VARIOUSLY DUBBED THE "RECALL RECALL," "recall 2.0," and the "Total Recall" after the film starring Arnold Schwarzenegger, a second effort to recall Mayor Sam Adams appeared to be cranking up for a Wednesday launch when the Mercury went to press on Tuesday afternoon, January 19.
A previous all-volunteer effort following the Breedlove scandal crashed and burned last October ["Going... Going... Go, Already," Hall Monitor, Oct 1, 2009]. But Ross Day, co-owner of signature-gathering firm Voice of the Electorate, told the Mercury that his firm plans to hit the streets with 18 to 20 paid petitioners as soon as the campaign files.
"God love the volunteers, they did a great job, but we've got processes in place that will allow us to collect signatures more effectively," said Day, who does not yet have a signed contract with the campaign to gather the signatures.
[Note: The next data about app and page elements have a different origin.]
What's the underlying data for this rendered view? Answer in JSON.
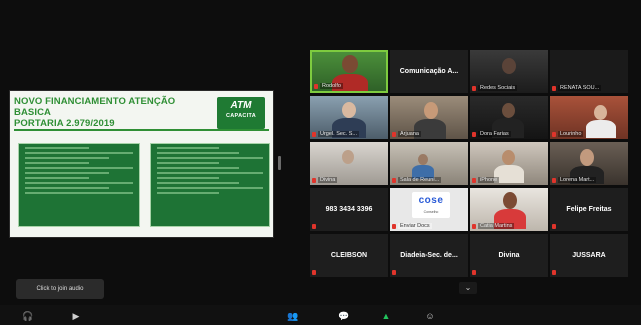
{
  "slide": {
    "title_line1": "NOVO FINANCIAMENTO ATENÇÃO BASICA",
    "title_line2": "PORTARIA 2.979/2019",
    "logo_main": "ATM",
    "logo_sub": "CAPACITA"
  },
  "participants": [
    {
      "name": "Rodolfo",
      "kind": "video",
      "active": true
    },
    {
      "name": "Comunicação A...",
      "kind": "name"
    },
    {
      "name": "Redes Sociais",
      "kind": "video"
    },
    {
      "name": "RENATA SOU...",
      "kind": "video"
    },
    {
      "name": "Urgel. Sec. S...",
      "kind": "video"
    },
    {
      "name": "Arjuana",
      "kind": "video"
    },
    {
      "name": "Dora Farias",
      "kind": "video"
    },
    {
      "name": "Lourinho",
      "kind": "video"
    },
    {
      "name": "Divina",
      "kind": "video"
    },
    {
      "name": "Sala de Reuni...",
      "kind": "video"
    },
    {
      "name": "iPhone",
      "kind": "video"
    },
    {
      "name": "Lorena Mart...",
      "kind": "video"
    },
    {
      "name": "983 3434 3396",
      "kind": "name"
    },
    {
      "name": "Enviar Docs",
      "kind": "video"
    },
    {
      "name": "Catia Martins",
      "kind": "video"
    },
    {
      "name": "Felipe Freitas",
      "kind": "name"
    },
    {
      "name": "CLEIBSON",
      "kind": "name"
    },
    {
      "name": "Diadeia-Sec. de...",
      "kind": "name"
    },
    {
      "name": "Divina",
      "kind": "name"
    },
    {
      "name": "JUSSARA",
      "kind": "name"
    }
  ],
  "cose": {
    "text": "cose",
    "sub": "Conselho"
  },
  "join_audio": "Click to join audio",
  "colors": {
    "accent": "#7ecb3f",
    "mic_muted": "#e0342b",
    "slide_green": "#2f8f35"
  },
  "icons": [
    "headphones-icon",
    "video-off-icon",
    "participants-icon",
    "chat-icon",
    "share-screen-icon",
    "reactions-icon",
    "chevron-down-icon"
  ]
}
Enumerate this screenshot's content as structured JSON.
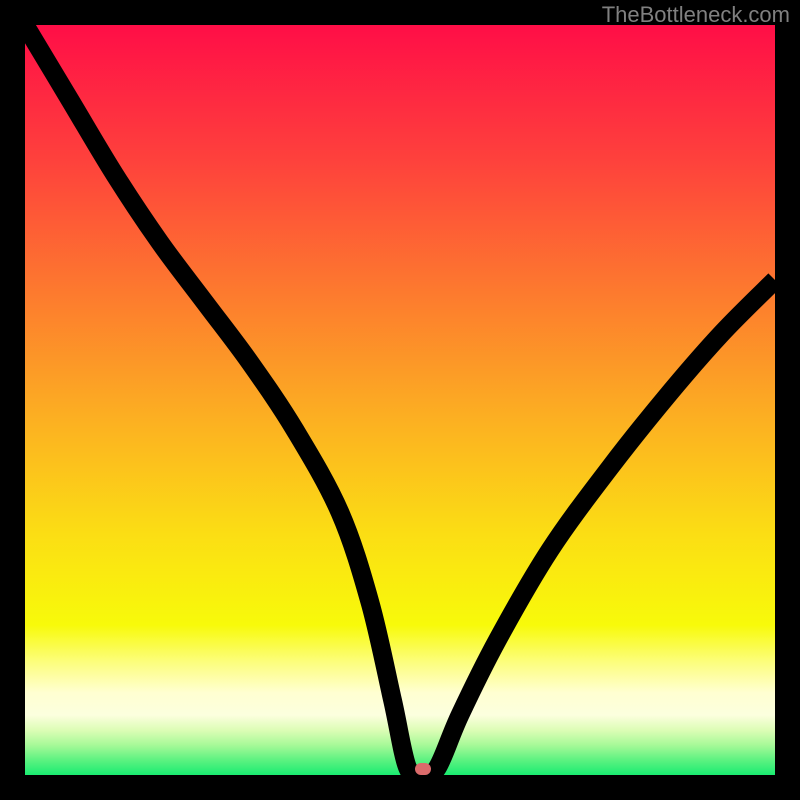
{
  "attribution": "TheBottleneck.com",
  "marker": {
    "x_pct": 53,
    "y_pct": 99.2,
    "color": "#DB6B6B"
  },
  "gradient_stops": [
    {
      "offset": 0,
      "color": "#FF0E47"
    },
    {
      "offset": 18,
      "color": "#FE413C"
    },
    {
      "offset": 36,
      "color": "#FD7B2E"
    },
    {
      "offset": 52,
      "color": "#FCAE22"
    },
    {
      "offset": 68,
      "color": "#FBDE14"
    },
    {
      "offset": 80,
      "color": "#F8FA0A"
    },
    {
      "offset": 85,
      "color": "#FCFE7E"
    },
    {
      "offset": 89,
      "color": "#FFFFD1"
    },
    {
      "offset": 92,
      "color": "#FCFFDE"
    },
    {
      "offset": 94,
      "color": "#DDFDB6"
    },
    {
      "offset": 96,
      "color": "#A7F998"
    },
    {
      "offset": 98,
      "color": "#5DF281"
    },
    {
      "offset": 100,
      "color": "#1AEC71"
    }
  ],
  "chart_data": {
    "type": "line",
    "title": "",
    "xlabel": "",
    "ylabel": "",
    "xlim": [
      0,
      100
    ],
    "ylim": [
      0,
      100
    ],
    "x": [
      0,
      6,
      12,
      18,
      24,
      30,
      36,
      42,
      46,
      49,
      51,
      53,
      55,
      58,
      63,
      70,
      78,
      86,
      93,
      100
    ],
    "values": [
      100,
      90,
      80,
      71,
      63,
      55,
      46,
      35,
      23,
      10,
      1,
      0,
      1,
      8,
      18,
      30,
      41,
      51,
      59,
      66
    ],
    "series_name": "bottleneck",
    "marker_x": 53,
    "marker_y": 0,
    "background": "vertical-gradient-red-to-green"
  }
}
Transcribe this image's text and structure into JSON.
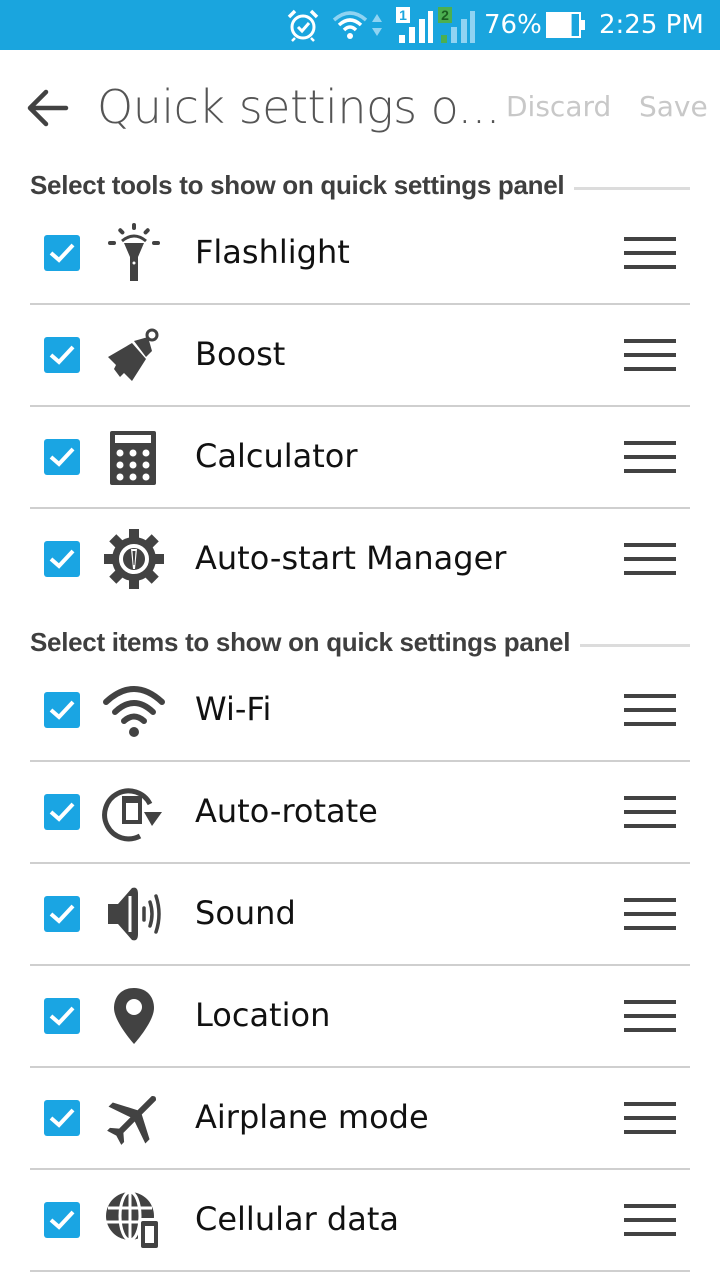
{
  "status_bar": {
    "battery_percent_label": "76%",
    "battery_level": 0.76,
    "time": "2:25 PM",
    "sim1_label": "1",
    "sim2_label": "2",
    "icons": [
      "alarm-icon",
      "wifi-icon",
      "data-activity-icon",
      "signal-sim1-icon",
      "signal-sim2-icon",
      "battery-icon"
    ],
    "background_color": "#1aa5de"
  },
  "app_bar": {
    "title": "Quick settings o...",
    "discard_label": "Discard",
    "save_label": "Save",
    "back_icon": "arrow-left-icon"
  },
  "accent_color": "#1aa5e3",
  "sections": [
    {
      "header": "Select tools to show on quick settings panel",
      "items": [
        {
          "label": "Flashlight",
          "icon": "flashlight-icon",
          "checked": true
        },
        {
          "label": "Boost",
          "icon": "broom-icon",
          "checked": true
        },
        {
          "label": "Calculator",
          "icon": "calculator-icon",
          "checked": true
        },
        {
          "label": "Auto-start Manager",
          "icon": "gear-power-icon",
          "checked": true
        }
      ]
    },
    {
      "header": "Select items to show on quick settings panel",
      "items": [
        {
          "label": "Wi-Fi",
          "icon": "wifi-icon",
          "checked": true
        },
        {
          "label": "Auto-rotate",
          "icon": "auto-rotate-icon",
          "checked": true
        },
        {
          "label": "Sound",
          "icon": "speaker-icon",
          "checked": true
        },
        {
          "label": "Location",
          "icon": "location-pin-icon",
          "checked": true
        },
        {
          "label": "Airplane mode",
          "icon": "airplane-icon",
          "checked": true
        },
        {
          "label": "Cellular data",
          "icon": "globe-phone-icon",
          "checked": true
        }
      ]
    }
  ]
}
Last year, Day speculated that such a contract would be for between $150,000 and $300,000 ["Enter Puppeteers," News, Nov 12, 2009].
The timing of the effort is also interesting, in the context of efforts by Oregon conservatives to defeat Measures 66 and 67. Voice of the Electorate successfully gathered signatures for the no campaign on the measures, and a second recall campaign is likely to distract voter attention from the January 26 election.
"I think the citizens of Portland need to vote to determine whether or not they want to have Adams represent them," says Tim Boyle, boss of Columbia Sportswear, who has donated to the campaign. "It's important that we have a leader that citizens feel comfortable with, and who other government officials feel comfortable having their photographs taken with."
Meanwhile, all the other major players in the second effort were elusive on Tuesday. Spokesperson Avel Gordly did not return calls for comment, while wealthy auto dealer Ron Tonkin was asleep, recuperating from a month in the hospital after undergoing heart surgery, when the Mercury called him at his vacation home in Indian Wells, California. Also unavailable for comment were Stimson Lumber executive Andrew Miller and SKB real estate firm boss Peter Stott.
Mayor Adams was at a conference of mayors in Washington, DC.